Movies We Like
Un Couer en Hiver
I don't know if I have the academic background to write this particular review. Claude Sautet 's subdued genius of Un Couer en Hiver is threaded with music and art references I know nothing about. Yet, as an uninformed viewer I was no less affected by the interplay of silence, music and color to tell this elegant and slyly unique tale of love, betrayal and discovery through the eyes of an unlikely muse.
Un Couer may be seen as the birth of a great artist, or the tale of two (metaphorical) brothers and one love, but mostly it is the story of Stephane, a reserved violin maker who is a partner in a world class violin repair and design business within the elite sphere of classical music. His associate, the effortlessly dynamic Maxime, handles the buying, selling and deal making. He meets and greets the artists - is informed and affable while the reserved and intense Stephane is called when the violin needs a fine ear and fine repair.

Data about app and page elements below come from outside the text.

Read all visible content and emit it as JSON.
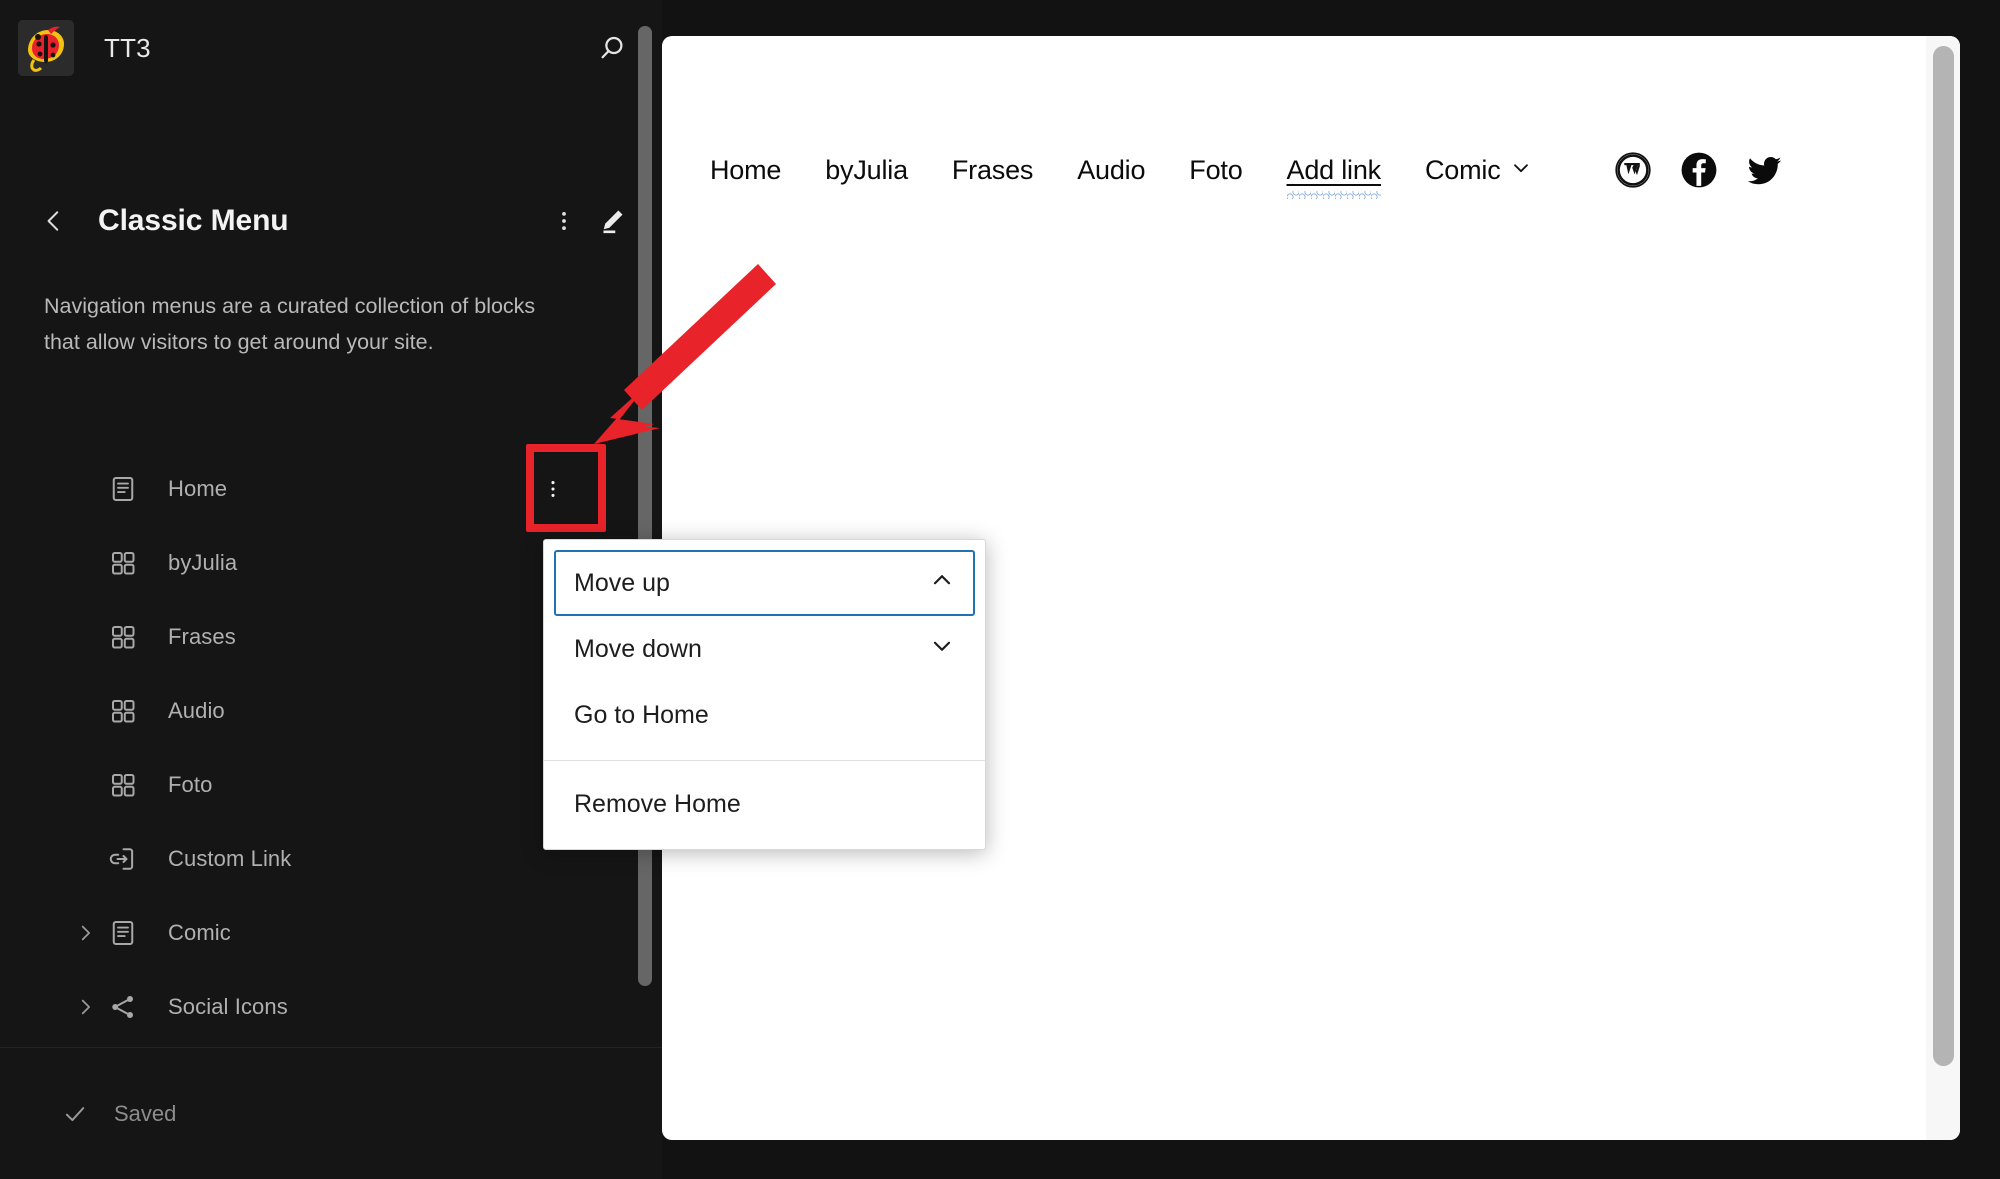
{
  "app": {
    "background_color": "#121212",
    "accent_color": "#2271b1",
    "annotation_color": "#e8232a"
  },
  "sidebar": {
    "site": {
      "title": "TT3",
      "icon_name": "site-logo-ladybug",
      "search_icon": "search-icon"
    },
    "panel": {
      "back_icon": "chevron-left-icon",
      "title": "Classic Menu",
      "options_icon": "ellipsis-vertical-icon",
      "edit_icon": "pencil-icon",
      "description": "Navigation menus are a curated collection of blocks that allow visitors to get around your site."
    },
    "blocks": [
      {
        "label": "Home",
        "icon": "page-icon",
        "expandable": false,
        "has_options": true
      },
      {
        "label": "byJulia",
        "icon": "page-list-icon",
        "expandable": false,
        "has_options": false
      },
      {
        "label": "Frases",
        "icon": "page-list-icon",
        "expandable": false,
        "has_options": false
      },
      {
        "label": "Audio",
        "icon": "page-list-icon",
        "expandable": false,
        "has_options": false
      },
      {
        "label": "Foto",
        "icon": "page-list-icon",
        "expandable": false,
        "has_options": false
      },
      {
        "label": "Custom Link",
        "icon": "custom-link-icon",
        "expandable": false,
        "has_options": false
      },
      {
        "label": "Comic",
        "icon": "page-icon",
        "expandable": true,
        "has_options": false
      },
      {
        "label": "Social Icons",
        "icon": "share-icon",
        "expandable": true,
        "has_options": false
      }
    ],
    "footer": {
      "check_icon": "checkmark-icon",
      "status": "Saved"
    }
  },
  "popover": {
    "items": [
      {
        "label": "Move up",
        "icon": "chevron-up-icon",
        "focused": true,
        "separator_after": false
      },
      {
        "label": "Move down",
        "icon": "chevron-down-icon",
        "focused": false,
        "separator_after": false
      },
      {
        "label": "Go to Home",
        "icon": "",
        "focused": false,
        "separator_after": true
      },
      {
        "label": "Remove Home",
        "icon": "",
        "focused": false,
        "separator_after": false
      }
    ]
  },
  "canvas": {
    "nav_items": [
      {
        "label": "Home",
        "style": "plain",
        "chevron": false
      },
      {
        "label": "byJulia",
        "style": "plain",
        "chevron": false
      },
      {
        "label": "Frases",
        "style": "plain",
        "chevron": false
      },
      {
        "label": "Audio",
        "style": "plain",
        "chevron": false
      },
      {
        "label": "Foto",
        "style": "plain",
        "chevron": false
      },
      {
        "label": "Add link",
        "style": "underlined",
        "chevron": false
      },
      {
        "label": "Comic",
        "style": "plain",
        "chevron": true
      }
    ],
    "social_icons": [
      {
        "name": "wordpress-icon"
      },
      {
        "name": "facebook-icon"
      },
      {
        "name": "twitter-icon"
      }
    ]
  },
  "annotations": {
    "highlight_target": "Home row options button",
    "arrow": "points to Home row options button"
  }
}
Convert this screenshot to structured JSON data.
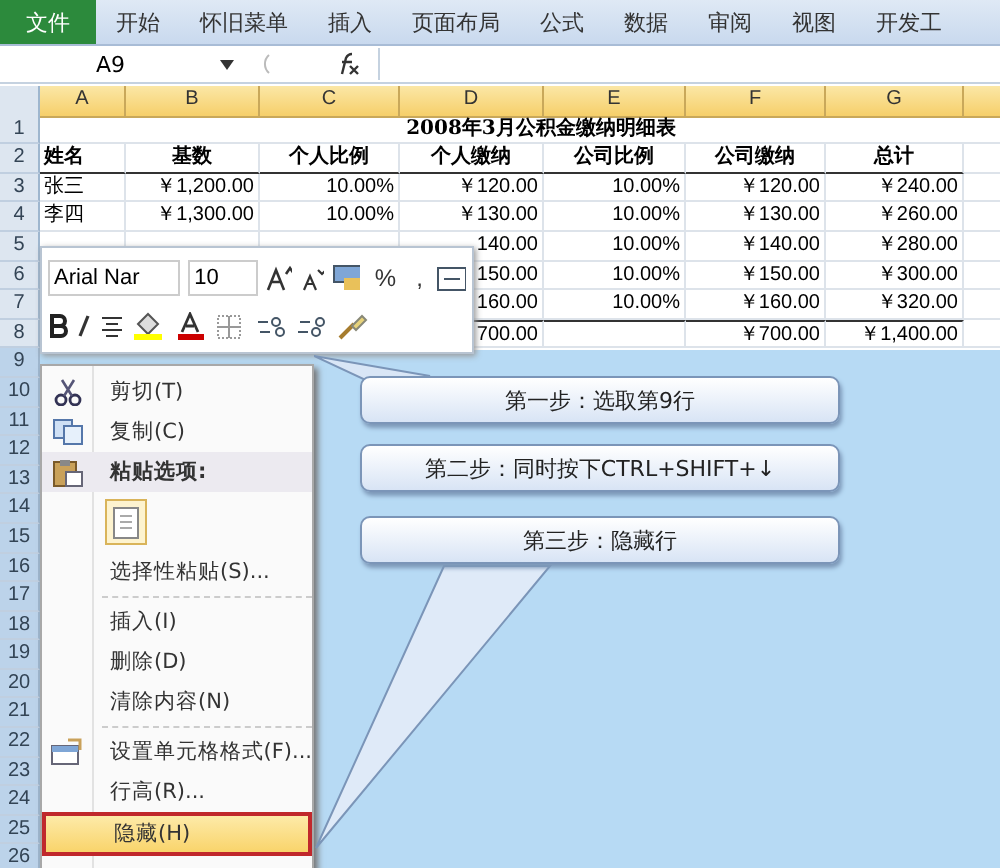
{
  "ribbon": {
    "tabs": [
      {
        "label": "文件",
        "selected": true
      },
      {
        "label": "开始",
        "selected": false
      },
      {
        "label": "怀旧菜单",
        "selected": false
      },
      {
        "label": "插入",
        "selected": false
      },
      {
        "label": "页面布局",
        "selected": false
      },
      {
        "label": "公式",
        "selected": false
      },
      {
        "label": "数据",
        "selected": false
      },
      {
        "label": "审阅",
        "selected": false
      },
      {
        "label": "视图",
        "selected": false
      },
      {
        "label": "开发工",
        "selected": false
      }
    ]
  },
  "formula_bar": {
    "name_box": "A9"
  },
  "sheet": {
    "columns": [
      "A",
      "B",
      "C",
      "D",
      "E",
      "F",
      "G"
    ],
    "rows": [
      {
        "number": "1",
        "selected": false,
        "kind": "title",
        "cells": {
          "A": "2008年3月公积金缴纳明细表"
        }
      },
      {
        "number": "2",
        "selected": false,
        "kind": "header",
        "cells": {
          "A": "姓名",
          "B": "基数",
          "C": "个人比例",
          "D": "个人缴纳",
          "E": "公司比例",
          "F": "公司缴纳",
          "G": "总计"
        }
      },
      {
        "number": "3",
        "selected": false,
        "kind": "data",
        "cells": {
          "A": "张三",
          "B": "￥1,200.00",
          "C": "10.00%",
          "D": "￥120.00",
          "E": "10.00%",
          "F": "￥120.00",
          "G": "￥240.00"
        }
      },
      {
        "number": "4",
        "selected": false,
        "kind": "data",
        "cells": {
          "A": "李四",
          "B": "￥1,300.00",
          "C": "10.00%",
          "D": "￥130.00",
          "E": "10.00%",
          "F": "￥130.00",
          "G": "￥260.00"
        }
      },
      {
        "number": "5",
        "selected": false,
        "kind": "data",
        "cells": {
          "D": "140.00",
          "E": "10.00%",
          "F": "￥140.00",
          "G": "￥280.00"
        }
      },
      {
        "number": "6",
        "selected": false,
        "kind": "data",
        "cells": {
          "D": "150.00",
          "E": "10.00%",
          "F": "￥150.00",
          "G": "￥300.00"
        }
      },
      {
        "number": "7",
        "selected": false,
        "kind": "data",
        "cells": {
          "D": "160.00",
          "E": "10.00%",
          "F": "￥160.00",
          "G": "￥320.00"
        }
      },
      {
        "number": "8",
        "selected": false,
        "kind": "total",
        "cells": {
          "D": "700.00",
          "F": "￥700.00",
          "G": "￥1,400.00"
        }
      },
      {
        "number": "9",
        "selected": true,
        "kind": "data",
        "cells": {}
      },
      {
        "number": "10",
        "selected": true,
        "kind": "data",
        "cells": {}
      },
      {
        "number": "11",
        "selected": true,
        "kind": "data",
        "cells": {}
      },
      {
        "number": "12",
        "selected": true,
        "kind": "data",
        "cells": {}
      },
      {
        "number": "13",
        "selected": true,
        "kind": "data",
        "cells": {}
      },
      {
        "number": "14",
        "selected": true,
        "kind": "data",
        "cells": {}
      },
      {
        "number": "15",
        "selected": true,
        "kind": "data",
        "cells": {}
      },
      {
        "number": "16",
        "selected": true,
        "kind": "data",
        "cells": {}
      },
      {
        "number": "17",
        "selected": true,
        "kind": "data",
        "cells": {}
      },
      {
        "number": "18",
        "selected": true,
        "kind": "data",
        "cells": {}
      },
      {
        "number": "19",
        "selected": true,
        "kind": "data",
        "cells": {}
      },
      {
        "number": "20",
        "selected": true,
        "kind": "data",
        "cells": {}
      },
      {
        "number": "21",
        "selected": true,
        "kind": "data",
        "cells": {}
      },
      {
        "number": "22",
        "selected": true,
        "kind": "data",
        "cells": {}
      },
      {
        "number": "23",
        "selected": true,
        "kind": "data",
        "cells": {}
      },
      {
        "number": "24",
        "selected": true,
        "kind": "data",
        "cells": {}
      },
      {
        "number": "25",
        "selected": true,
        "kind": "data",
        "cells": {}
      },
      {
        "number": "26",
        "selected": true,
        "kind": "data",
        "cells": {}
      }
    ]
  },
  "mini_toolbar": {
    "font": "Arial Nar",
    "size": "10",
    "percent": "%",
    "comma": ","
  },
  "context_menu": {
    "items": [
      {
        "kind": "cut",
        "label": "剪切(T)",
        "highlighted": false
      },
      {
        "kind": "copy",
        "label": "复制(C)",
        "highlighted": false
      },
      {
        "kind": "paste-header",
        "label": "粘贴选项:"
      },
      {
        "kind": "paste-option"
      },
      {
        "kind": "item",
        "label": "选择性粘贴(S)...",
        "highlighted": false
      },
      {
        "kind": "separator"
      },
      {
        "kind": "item",
        "label": "插入(I)",
        "highlighted": false
      },
      {
        "kind": "item",
        "label": "删除(D)",
        "highlighted": false
      },
      {
        "kind": "item",
        "label": "清除内容(N)",
        "highlighted": false
      },
      {
        "kind": "separator"
      },
      {
        "kind": "format-cells",
        "label": "设置单元格格式(F)...",
        "highlighted": false
      },
      {
        "kind": "item",
        "label": "行高(R)...",
        "highlighted": false
      },
      {
        "kind": "item",
        "label": "隐藏(H)",
        "highlighted": true
      }
    ]
  },
  "callouts": [
    {
      "text": "第一步：选取第9行"
    },
    {
      "text": "第二步：同时按下CTRL+SHIFT+↓"
    },
    {
      "text": "第三步：隐藏行"
    }
  ]
}
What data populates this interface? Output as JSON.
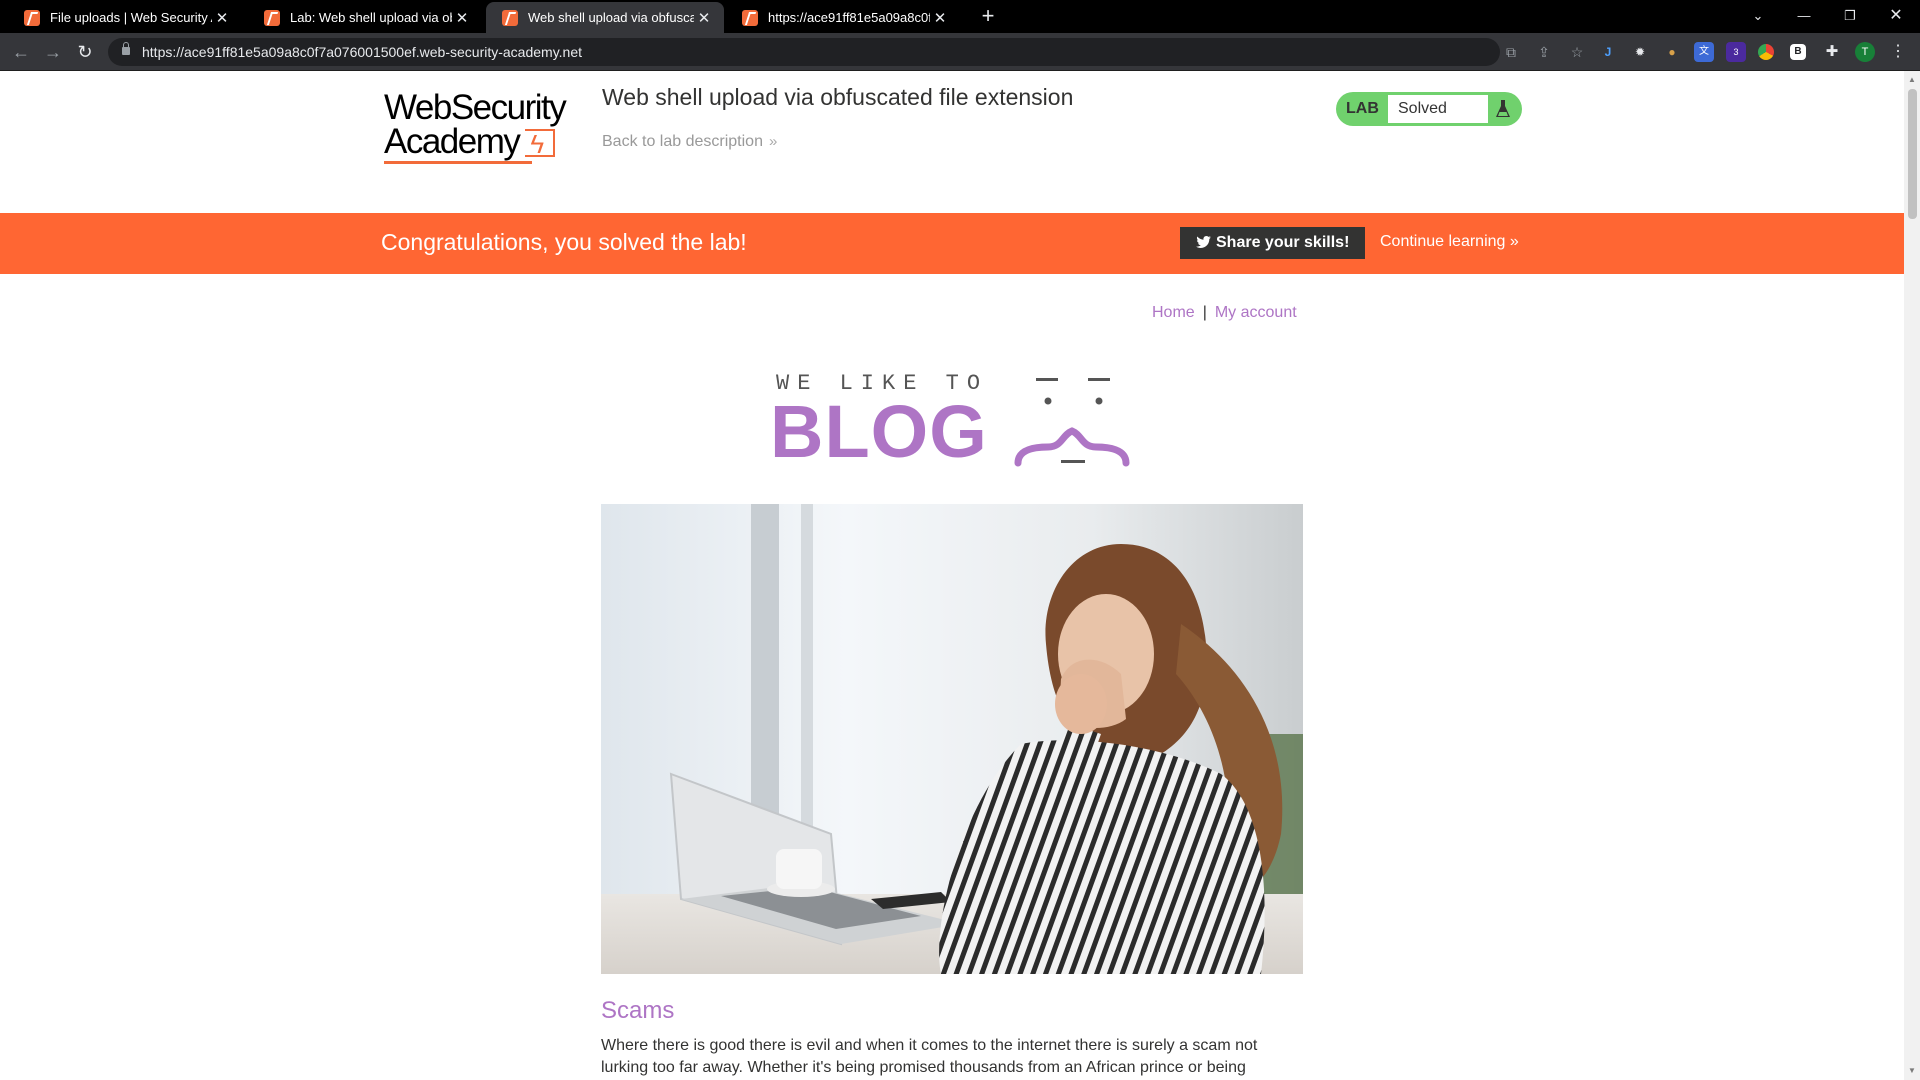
{
  "browser": {
    "tabs": [
      {
        "title": "File uploads | Web Security Acad",
        "active": false
      },
      {
        "title": "Lab: Web shell upload via obfusc",
        "active": false
      },
      {
        "title": "Web shell upload via obfuscated",
        "active": true
      },
      {
        "title": "https://ace91ff81e5a09a8c0f7a07",
        "active": false
      }
    ],
    "url": "https://ace91ff81e5a09a8c0f7a076001500ef.web-security-academy.net",
    "profile_initial": "T",
    "extension_badge": "3"
  },
  "header": {
    "logo_line1": "WebSecurity",
    "logo_line2": "Academy",
    "lab_title": "Web shell upload via obfuscated file extension",
    "back_link": "Back to lab description",
    "lab_tag": "LAB",
    "lab_state": "Solved",
    "status_color": "#70d16d"
  },
  "banner": {
    "message": "Congratulations, you solved the lab!",
    "share_label": "Share your skills!",
    "continue_label": "Continue learning",
    "color": "#ff6633"
  },
  "blog": {
    "nav": {
      "home": "Home",
      "separator": "|",
      "account": "My account"
    },
    "logo_small": "WE LIKE TO",
    "logo_big": "BLOG",
    "accent_color": "#ae75c5",
    "post": {
      "title": "Scams",
      "summary": "Where there is good there is evil and when it comes to the internet there is surely a scam not lurking too far away. Whether it's being promised thousands from an African prince or being"
    }
  }
}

His passion is his control and within the first 3 minutes of the film you are under a spell so unexpected as to wonder about it days afterwards due to the brilliance of actor Daniel Auteuil.
Maxime's new love, a cold but promising violinist played by the angelical and vulnerable Emmanuelle Beart, meets and falls for Stephane quite against her tutored good sense. But her longing awakens her own passion and her music moves from eloquent precision to inflamed brilliance in repsonse.
There is the inevitable heartbreak for everyone involved but within the atmosphere of cultured intellectuals there is an intricate examination of when and how the heart becomes engorged with love, the healing and the scars left behind.
We are presented with a rich tapestry of sound and color, expression and impression; and without slowing the pace or easing the tension Sautet gives the audience time to reflect on each character who reveals more about the other than about themselves. Within such careful storytelling we are able to study, question and be moved by all that is and isn't revealed. A heart in winter may not sleep eternal, and its inevitable rising may also be a painful one, but in the end you are awake and isn't that what life and art demand?